(Beginning of DATA SECTION)

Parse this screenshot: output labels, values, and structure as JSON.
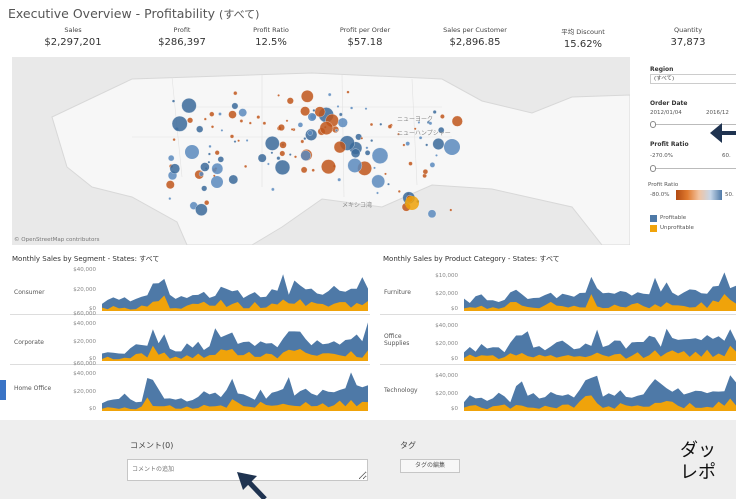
{
  "header": {
    "title": "Executive Overview - Profitability",
    "title_suffix": "(すべて)"
  },
  "kpis": [
    {
      "label": "Sales",
      "value": "$2,297,201"
    },
    {
      "label": "Profit",
      "value": "$286,397"
    },
    {
      "label": "Profit Ratio",
      "value": "12.5%"
    },
    {
      "label": "Profit per Order",
      "value": "$57.18"
    },
    {
      "label": "Sales per Customer",
      "value": "$2,896.85"
    },
    {
      "label": "平均 Discount",
      "value": "15.62%"
    },
    {
      "label": "Quantity",
      "value": "37,873"
    }
  ],
  "map": {
    "credit": "© OpenStreetMap contributors",
    "label_1": "ニューヨーク",
    "label_2": "ニューハンプシャー",
    "label_3": "メキシコ湾"
  },
  "filters": {
    "region_label": "Region",
    "region_value": "(すべて)",
    "order_date_label": "Order Date",
    "order_date_start": "2012/01/04",
    "order_date_end": "2016/12",
    "profit_ratio_label": "Profit Ratio",
    "profit_ratio_min": "-270.0%",
    "profit_ratio_max": "60.",
    "legend_title": "Profit Ratio",
    "legend_min": "-80.0%",
    "legend_max": "50.",
    "legend_profitable": "Profitable",
    "legend_unprofitable": "Unprofitable"
  },
  "charts": {
    "segment_title": "Monthly Sales by Segment - States: すべて",
    "category_title": "Monthly Sales by Product Category - States: すべて",
    "segment_rows": [
      "Consumer",
      "Corporate",
      "Home Office"
    ],
    "category_rows": [
      "Furniture",
      "Office Supplies",
      "Technology"
    ],
    "segment_ticks": [
      "$60,000",
      "$40,000",
      "$20,000",
      "$0"
    ],
    "category_ticks": [
      "$40,000",
      "$20,000",
      "$0"
    ],
    "category_ticks_first": [
      "$10,000",
      "$20,000",
      "$0"
    ]
  },
  "chart_data": {
    "type": "area",
    "title": "Monthly Sales by Segment - States: すべて",
    "colors": {
      "sales": "#4e79a7",
      "profit": "#f0a30a"
    }
  },
  "comments": {
    "label": "コメント(0)",
    "placeholder": "コメントの追加"
  },
  "tags": {
    "label": "タグ",
    "button": "タグの編集"
  },
  "overlay": {
    "line1": "ダッ",
    "line2": "レポ"
  }
}
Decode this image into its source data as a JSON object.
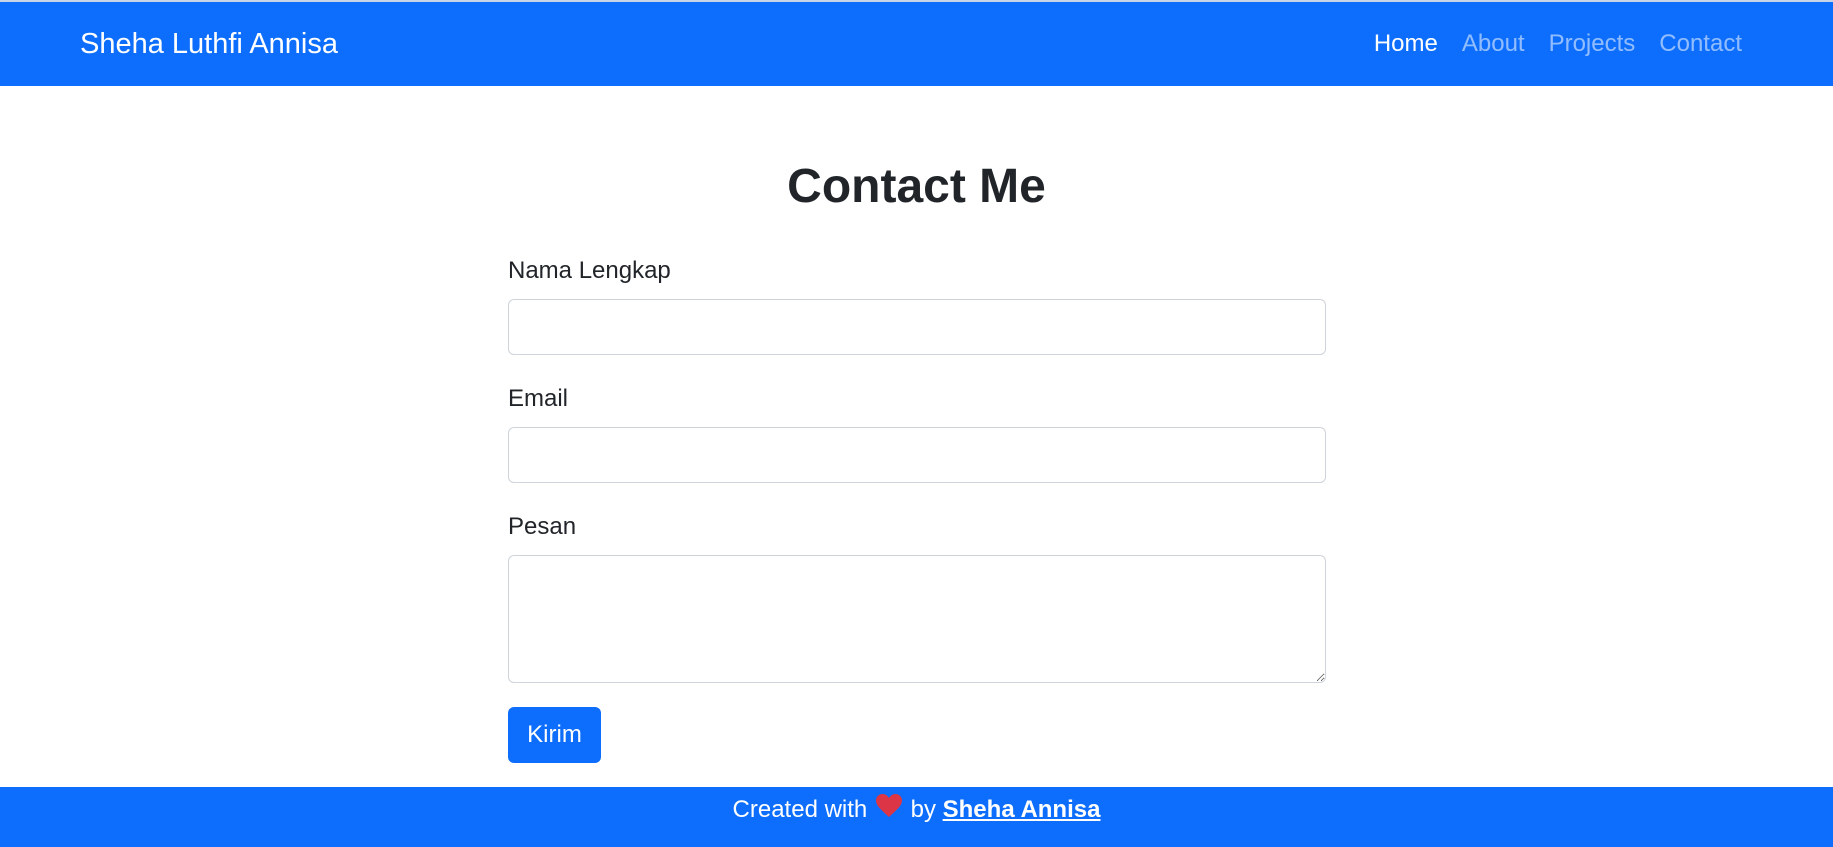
{
  "navbar": {
    "brand": "Sheha Luthfi Annisa",
    "links": [
      {
        "label": "Home",
        "active": true
      },
      {
        "label": "About",
        "active": false
      },
      {
        "label": "Projects",
        "active": false
      },
      {
        "label": "Contact",
        "active": false
      }
    ]
  },
  "main": {
    "title": "Contact Me",
    "form": {
      "name_label": "Nama Lengkap",
      "name_value": "",
      "email_label": "Email",
      "email_value": "",
      "message_label": "Pesan",
      "message_value": "",
      "submit_label": "Kirim"
    }
  },
  "footer": {
    "prefix": "Created with",
    "heart_icon": "heart-icon",
    "by": "by",
    "author": "Sheha Annisa"
  },
  "colors": {
    "primary": "#0d6efd",
    "heart": "#dc3545",
    "text": "#212529"
  }
}
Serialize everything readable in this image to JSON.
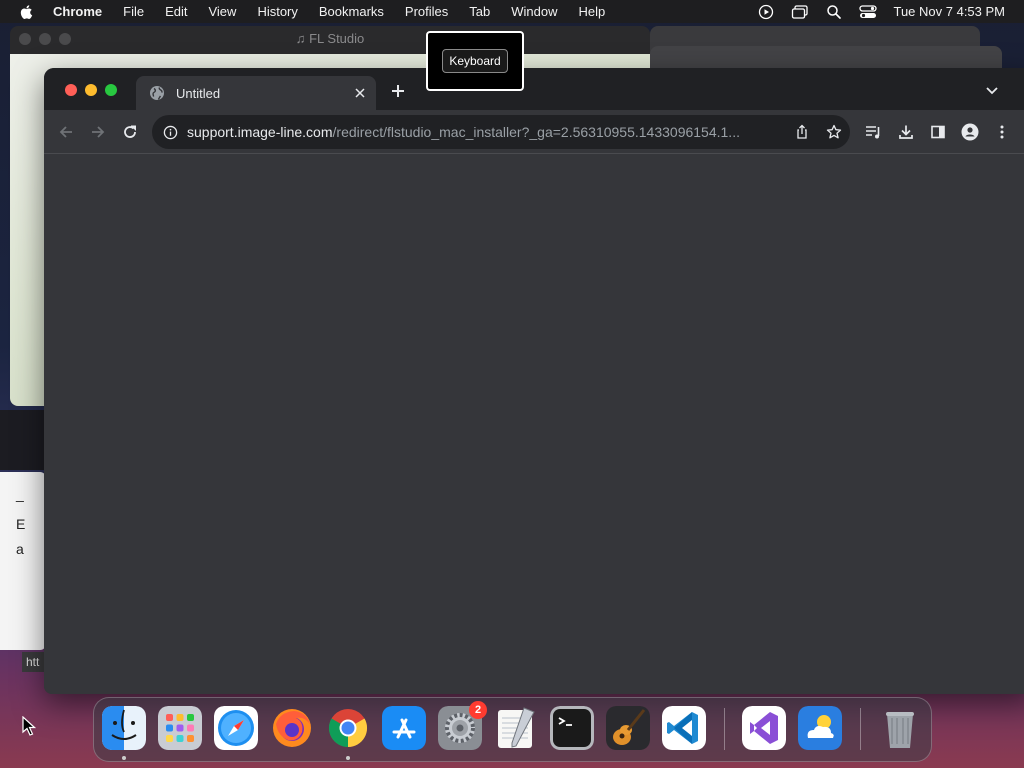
{
  "menubar": {
    "app_name": "Chrome",
    "items": [
      "File",
      "Edit",
      "View",
      "History",
      "Bookmarks",
      "Profiles",
      "Tab",
      "Window",
      "Help"
    ],
    "clock": "Tue Nov 7  4:53 PM",
    "status_icons": [
      "screen-record-icon",
      "screen-mirroring-icon",
      "spotlight-search-icon",
      "control-center-icon"
    ]
  },
  "background": {
    "fl_studio_title": "FL Studio",
    "left_window_lines": [
      "_",
      "E",
      "a"
    ],
    "status_link": "htt"
  },
  "tooltip": {
    "label": "Keyboard"
  },
  "browser": {
    "tab_title": "Untitled",
    "url_host": "support.image-line.com",
    "url_path": "/redirect/flstudio_mac_installer?_ga=2.56310955.1433096154.1..."
  },
  "dock": {
    "apps": [
      "Finder",
      "Launchpad",
      "Safari",
      "Firefox",
      "Google Chrome",
      "App Store",
      "System Settings",
      "TextEdit",
      "Terminal",
      "GarageBand",
      "Visual Studio Code",
      "Visual Studio",
      "Weather",
      "Trash"
    ],
    "system_settings_badge": "2"
  },
  "colors": {
    "window_bg": "#35363a",
    "tabstrip_bg": "#202124",
    "close": "#ff5f57",
    "minimize": "#febc2e",
    "zoom": "#28c840",
    "badge": "#ff3b30"
  }
}
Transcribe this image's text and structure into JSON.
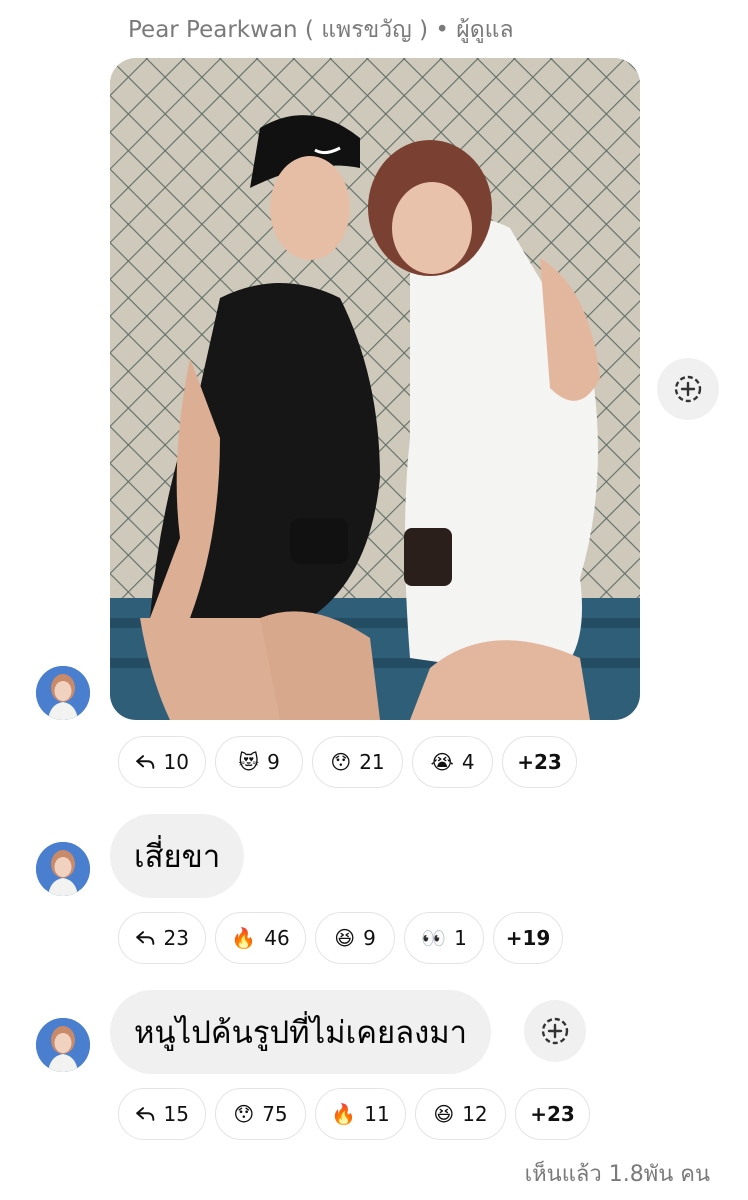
{
  "sender_line": "Pear Pearkwan ( แพรขวัญ ) • ผู้ดูแล",
  "messages": [
    {
      "kind": "photo",
      "reactions": [
        {
          "icon": "reply-icon",
          "count": "10"
        },
        {
          "icon": "heart-eyes-cat-emoji",
          "glyph": "😻",
          "count": "9"
        },
        {
          "icon": "hushed-face-emoji",
          "glyph": "😯",
          "count": "21"
        },
        {
          "icon": "crying-face-emoji",
          "glyph": "😭",
          "count": "4"
        },
        {
          "more": "+23"
        }
      ]
    },
    {
      "kind": "text",
      "text": "เสี่ยขา",
      "reactions": [
        {
          "icon": "reply-icon",
          "count": "23"
        },
        {
          "icon": "fire-emoji",
          "glyph": "🔥",
          "count": "46"
        },
        {
          "icon": "grinning-squint-emoji",
          "glyph": "😆",
          "count": "9"
        },
        {
          "icon": "eyes-emoji",
          "glyph": "👀",
          "count": "1"
        },
        {
          "more": "+19"
        }
      ]
    },
    {
      "kind": "text",
      "text": "หนูไปค้นรูปที่ไม่เคยลงมา",
      "reactions": [
        {
          "icon": "reply-icon",
          "count": "15"
        },
        {
          "icon": "hushed-face-emoji",
          "glyph": "😯",
          "count": "75"
        },
        {
          "icon": "fire-emoji",
          "glyph": "🔥",
          "count": "11"
        },
        {
          "icon": "grinning-squint-emoji",
          "glyph": "😆",
          "count": "12"
        },
        {
          "more": "+23"
        }
      ]
    }
  ],
  "seen_text": "เห็นแล้ว 1.8พัน คน",
  "colors": {
    "bubble": "#f0f0f0",
    "pill_border": "#e4e4e4",
    "muted_text": "#7a7a7a",
    "avatar_bg": "#4a7fd0"
  }
}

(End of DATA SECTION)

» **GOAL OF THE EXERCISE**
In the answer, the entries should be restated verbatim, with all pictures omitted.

» **THE COMPLETED TASK**
Parse this screenshot: output labels, values, and structure as JSON.
{
  "header": {
    "title": "Executive Overview - Profitability",
    "title_suffix": "(すべて)"
  },
  "kpis": [
    {
      "label": "Sales",
      "value": "$2,297,201"
    },
    {
      "label": "Profit",
      "value": "$286,397"
    },
    {
      "label": "Profit Ratio",
      "value": "12.5%"
    },
    {
      "label": "Profit per Order",
      "value": "$57.18"
    },
    {
      "label": "Sales per Customer",
      "value": "$2,896.85"
    },
    {
      "label": "平均 Discount",
      "value": "15.62%"
    },
    {
      "label": "Quantity",
      "value": "37,873"
    }
  ],
  "map": {
    "credit": "© OpenStreetMap contributors",
    "label_1": "ニューヨーク",
    "label_2": "ニューハンプシャー",
    "label_3": "メキシコ湾"
  },
  "filters": {
    "region_label": "Region",
    "region_value": "(すべて)",
    "order_date_label": "Order Date",
    "order_date_start": "2012/01/04",
    "order_date_end": "2016/12",
    "profit_ratio_label": "Profit Ratio",
    "profit_ratio_min": "-270.0%",
    "profit_ratio_max": "60.",
    "legend_title": "Profit Ratio",
    "legend_min": "-80.0%",
    "legend_max": "50.",
    "legend_profitable": "Profitable",
    "legend_unprofitable": "Unprofitable"
  },
  "charts": {
    "segment_title": "Monthly Sales by Segment - States: すべて",
    "category_title": "Monthly Sales by Product Category - States: すべて",
    "segment_rows": [
      "Consumer",
      "Corporate",
      "Home Office"
    ],
    "category_rows": [
      "Furniture",
      "Office Supplies",
      "Technology"
    ],
    "segment_ticks": [
      "$60,000",
      "$40,000",
      "$20,000",
      "$0"
    ],
    "category_ticks": [
      "$40,000",
      "$20,000",
      "$0"
    ],
    "category_ticks_first": [
      "$10,000",
      "$20,000",
      "$0"
    ]
  },
  "chart_data": {
    "type": "area",
    "title": "Monthly Sales by Segment - States: すべて",
    "colors": {
      "sales": "#4e79a7",
      "profit": "#f0a30a"
    }
  },
  "comments": {
    "label": "コメント(0)",
    "placeholder": "コメントの追加"
  },
  "tags": {
    "label": "タグ",
    "button": "タグの編集"
  },
  "overlay": {
    "line1": "ダッ",
    "line2": "レポ"
  }
}
Decode this image into its source data as a JSON object.
{
  "navbar": {
    "brand": "Sheha Luthfi Annisa",
    "links": [
      {
        "label": "Home",
        "active": true
      },
      {
        "label": "About",
        "active": false
      },
      {
        "label": "Projects",
        "active": false
      },
      {
        "label": "Contact",
        "active": false
      }
    ]
  },
  "main": {
    "title": "Contact Me",
    "form": {
      "name_label": "Nama Lengkap",
      "name_value": "",
      "email_label": "Email",
      "email_value": "",
      "message_label": "Pesan",
      "message_value": "",
      "submit_label": "Kirim"
    }
  },
  "footer": {
    "prefix": "Created with",
    "heart_icon": "heart-icon",
    "by": "by",
    "author": "Sheha Annisa"
  },
  "colors": {
    "primary": "#0d6efd",
    "heart": "#dc3545",
    "text": "#212529"
  }
}
Serialize everything readable in this image to JSON.
{
  "menubar": {
    "app_name": "Chrome",
    "items": [
      "File",
      "Edit",
      "View",
      "History",
      "Bookmarks",
      "Profiles",
      "Tab",
      "Window",
      "Help"
    ],
    "clock": "Tue Nov 7  4:53 PM",
    "status_icons": [
      "screen-record-icon",
      "screen-mirroring-icon",
      "spotlight-search-icon",
      "control-center-icon"
    ]
  },
  "background": {
    "fl_studio_title": "FL Studio",
    "left_window_lines": [
      "_",
      "E",
      "a"
    ],
    "status_link": "htt"
  },
  "tooltip": {
    "label": "Keyboard"
  },
  "browser": {
    "tab_title": "Untitled",
    "url_host": "support.image-line.com",
    "url_path": "/redirect/flstudio_mac_installer?_ga=2.56310955.1433096154.1..."
  },
  "dock": {
    "apps": [
      "Finder",
      "Launchpad",
      "Safari",
      "Firefox",
      "Google Chrome",
      "App Store",
      "System Settings",
      "TextEdit",
      "Terminal",
      "GarageBand",
      "Visual Studio Code",
      "Visual Studio",
      "Weather",
      "Trash"
    ],
    "system_settings_badge": "2"
  },
  "colors": {
    "window_bg": "#35363a",
    "tabstrip_bg": "#202124",
    "close": "#ff5f57",
    "minimize": "#febc2e",
    "zoom": "#28c840",
    "badge": "#ff3b30"
  }
}
Transcribe this image's text and structure into JSON.
{
  "sender_line": "Pear Pearkwan ( แพรขวัญ ) • ผู้ดูแล",
  "messages": [
    {
      "kind": "photo",
      "reactions": [
        {
          "icon": "reply-icon",
          "count": "10"
        },
        {
          "icon": "heart-eyes-cat-emoji",
          "glyph": "😻",
          "count": "9"
        },
        {
          "icon": "hushed-face-emoji",
          "glyph": "😯",
          "count": "21"
        },
        {
          "icon": "crying-face-emoji",
          "glyph": "😭",
          "count": "4"
        },
        {
          "more": "+23"
        }
      ]
    },
    {
      "kind": "text",
      "text": "เสี่ยขา",
      "reactions": [
        {
          "icon": "reply-icon",
          "count": "23"
        },
        {
          "icon": "fire-emoji",
          "glyph": "🔥",
          "count": "46"
        },
        {
          "icon": "grinning-squint-emoji",
          "glyph": "😆",
          "count": "9"
        },
        {
          "icon": "eyes-emoji",
          "glyph": "👀",
          "count": "1"
        },
        {
          "more": "+19"
        }
      ]
    },
    {
      "kind": "text",
      "text": "หนูไปค้นรูปที่ไม่เคยลงมา",
      "reactions": [
        {
          "icon": "reply-icon",
          "count": "15"
        },
        {
          "icon": "hushed-face-emoji",
          "glyph": "😯",
          "count": "75"
        },
        {
          "icon": "fire-emoji",
          "glyph": "🔥",
          "count": "11"
        },
        {
          "icon": "grinning-squint-emoji",
          "glyph": "😆",
          "count": "12"
        },
        {
          "more": "+23"
        }
      ]
    }
  ],
  "seen_text": "เห็นแล้ว 1.8พัน คน",
  "colors": {
    "bubble": "#f0f0f0",
    "pill_border": "#e4e4e4",
    "muted_text": "#7a7a7a",
    "avatar_bg": "#4a7fd0"
  }
}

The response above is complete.